*** Opening of EXERCISE INPUT ***

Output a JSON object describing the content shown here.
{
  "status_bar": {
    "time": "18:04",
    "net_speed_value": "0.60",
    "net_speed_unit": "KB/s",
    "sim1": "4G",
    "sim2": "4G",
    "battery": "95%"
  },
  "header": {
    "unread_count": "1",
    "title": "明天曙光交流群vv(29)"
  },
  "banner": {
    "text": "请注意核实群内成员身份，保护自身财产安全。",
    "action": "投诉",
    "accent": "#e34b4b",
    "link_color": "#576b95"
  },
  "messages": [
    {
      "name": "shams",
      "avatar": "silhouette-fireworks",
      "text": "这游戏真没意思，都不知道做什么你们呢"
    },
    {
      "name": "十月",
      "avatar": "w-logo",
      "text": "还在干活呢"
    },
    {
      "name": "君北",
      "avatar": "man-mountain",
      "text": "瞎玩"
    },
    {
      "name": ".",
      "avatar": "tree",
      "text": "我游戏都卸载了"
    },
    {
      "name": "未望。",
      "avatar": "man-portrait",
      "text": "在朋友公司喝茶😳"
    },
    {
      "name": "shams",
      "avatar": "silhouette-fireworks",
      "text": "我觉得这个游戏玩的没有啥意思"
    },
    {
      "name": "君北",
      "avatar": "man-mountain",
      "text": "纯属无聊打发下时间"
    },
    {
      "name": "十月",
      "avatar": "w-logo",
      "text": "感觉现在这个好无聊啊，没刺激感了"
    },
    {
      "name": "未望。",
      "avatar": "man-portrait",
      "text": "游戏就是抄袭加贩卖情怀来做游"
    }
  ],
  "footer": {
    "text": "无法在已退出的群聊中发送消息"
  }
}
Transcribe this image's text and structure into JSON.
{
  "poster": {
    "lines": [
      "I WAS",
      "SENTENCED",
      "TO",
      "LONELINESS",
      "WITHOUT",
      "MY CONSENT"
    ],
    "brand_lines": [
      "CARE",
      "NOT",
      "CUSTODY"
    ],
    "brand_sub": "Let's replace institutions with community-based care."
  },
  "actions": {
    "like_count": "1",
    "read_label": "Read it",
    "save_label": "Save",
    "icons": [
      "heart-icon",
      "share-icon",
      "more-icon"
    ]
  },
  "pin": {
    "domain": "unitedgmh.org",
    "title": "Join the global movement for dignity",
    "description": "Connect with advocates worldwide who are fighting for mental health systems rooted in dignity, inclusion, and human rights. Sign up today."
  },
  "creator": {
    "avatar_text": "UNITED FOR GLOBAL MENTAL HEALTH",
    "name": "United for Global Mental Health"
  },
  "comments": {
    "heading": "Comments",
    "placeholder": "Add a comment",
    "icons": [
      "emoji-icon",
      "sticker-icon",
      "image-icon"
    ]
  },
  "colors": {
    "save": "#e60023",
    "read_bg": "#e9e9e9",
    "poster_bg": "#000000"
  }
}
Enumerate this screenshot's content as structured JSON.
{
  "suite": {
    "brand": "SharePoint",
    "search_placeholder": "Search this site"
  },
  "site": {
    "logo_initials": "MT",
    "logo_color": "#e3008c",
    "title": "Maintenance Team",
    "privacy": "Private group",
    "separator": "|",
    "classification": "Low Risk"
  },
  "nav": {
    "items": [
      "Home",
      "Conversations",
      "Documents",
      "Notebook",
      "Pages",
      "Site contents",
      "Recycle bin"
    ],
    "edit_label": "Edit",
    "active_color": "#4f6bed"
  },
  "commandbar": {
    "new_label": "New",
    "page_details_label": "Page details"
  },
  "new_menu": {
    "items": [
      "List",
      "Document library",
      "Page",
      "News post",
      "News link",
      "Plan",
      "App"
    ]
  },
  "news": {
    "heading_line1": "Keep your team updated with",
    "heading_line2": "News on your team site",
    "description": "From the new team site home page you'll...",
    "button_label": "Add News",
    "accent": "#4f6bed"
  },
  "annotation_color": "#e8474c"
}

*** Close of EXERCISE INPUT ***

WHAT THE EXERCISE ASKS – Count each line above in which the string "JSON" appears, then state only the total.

TASK RESULT – 3